The Working Waterfront

Who’s next—bringing in new community leaders

Island communities struggle to pass the torch

Kate Tagai
Posted 2022-01-11
Last Modified 2022-01-11

Chebeague Island’s Donna Damon started the October meeting of the Maine Islands Coalition by asking the 30 assembled members and guests an important question: “Who are community leaders?”

Her second question may have been more important and telling: “Who will take your place?”

The questions were at the heart of the gathering, which centered on planning for community leadership succession. Damon, who chairs her island town’s select board, and Sarah Brake, who serves on Frenchboro’s select board, were asked to share their personal experience as leaders.

Having a strong female mentor was key to helping her succeed in her role.

The coalition was formed by the Island Institute, publisher of The Working Waterfront, to bring representatives from the 15 year-round island communities together quarterly to address common problems and share solutions.

Damon joined the Cumberland budget committee (before Chebeague seceded from that town) when she was just 21 and has been serving on community boards and committees ever since, giving her more than 40 years of experience.

Brake was elected to the Frenchboro board in 2015 and has been serving her community since, though she is still in her 20s. For several years, Frenchboro had the youngest select board in the state when all three members were younger than 30. Each stepped up out of community necessity and learned as they did the work.

Brake shared the challenges of being a young leader and navigating different expectations between generations, often being underestimated because of her age. She also learned how to set boundaries when community members showed up at her door at all hours with complaints.
Having a strong female mentor, Brake said, was key to helping her succeed in her role.

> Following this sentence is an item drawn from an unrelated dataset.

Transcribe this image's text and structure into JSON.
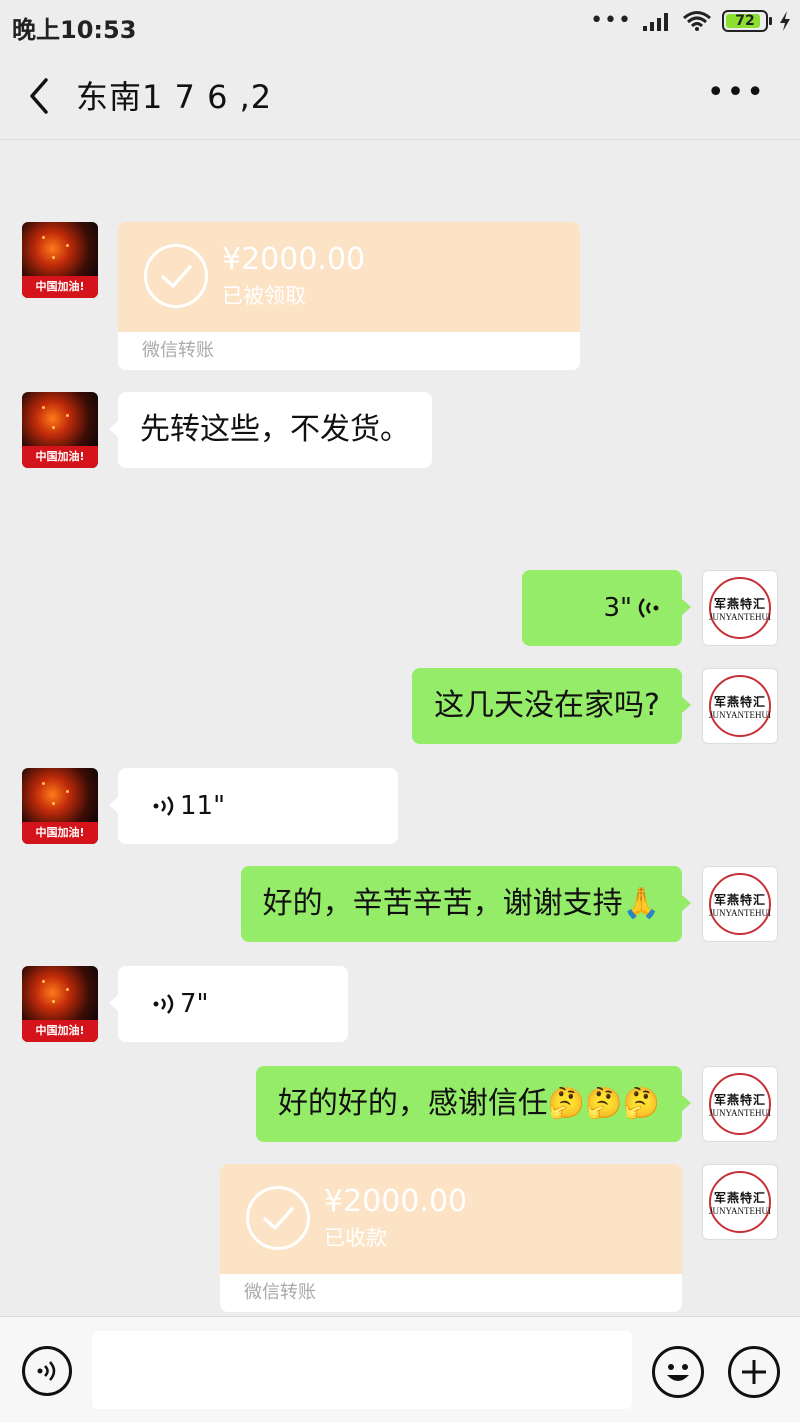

For many small communities, those who step up to lead do so because it is necessary to keep the town, school, or community organization running, not because they identify themselves as leaders. People can stay in their roles for decades, either because there is no one else who steps up, or because they become comfortable.

But when a long-term leader steps down or dies, it can cause turmoil. Recording and acknowledging their experiences is important, as is planning for the transition with job shadowing or a job description that accurately outlines the expectations and time commitment.

Brake advised members to share the entire story of their positions with new leaders, so they have the context for what they are stepping up to. The goal is not to scare them away, but to offer a sense of the history that guide decisions.

A common question among island representatives at the meeting was how to encourage younger residents to seek leadership roles. Brake suggested simply asking someone to be involved and telling them why.

Another strategy, suggested by Bill Chamberlin, a seasonal resident of Isle au Haut, was to engage younger members even if they are unable to commit entirely. Finding tasks and smaller responsibilities allow them to learn and contribute to the committee while also preparing them for and building their interest in formal roles.

Damon talked about how she learned Robert’s Rules of Order while running meetings as a young person and that it is important to pass along the knowledge of how systems work even before new leaders are asked to step up.

Gabe McPhail of Vinalhaven said that watching streamed meetings, job shadowing, identifying a mentor, and attending formal trainings can all help new and aspiring leaders learn the systems so when they step up, they are better prepared to lead and veteran leaders can step away knowing the organization, town, or committee is in good hands.

Kate Tagai is a senior community development officer with the Island Institute, publisher of The Working Waterfront. She works on the Institute’s leadership and education programming.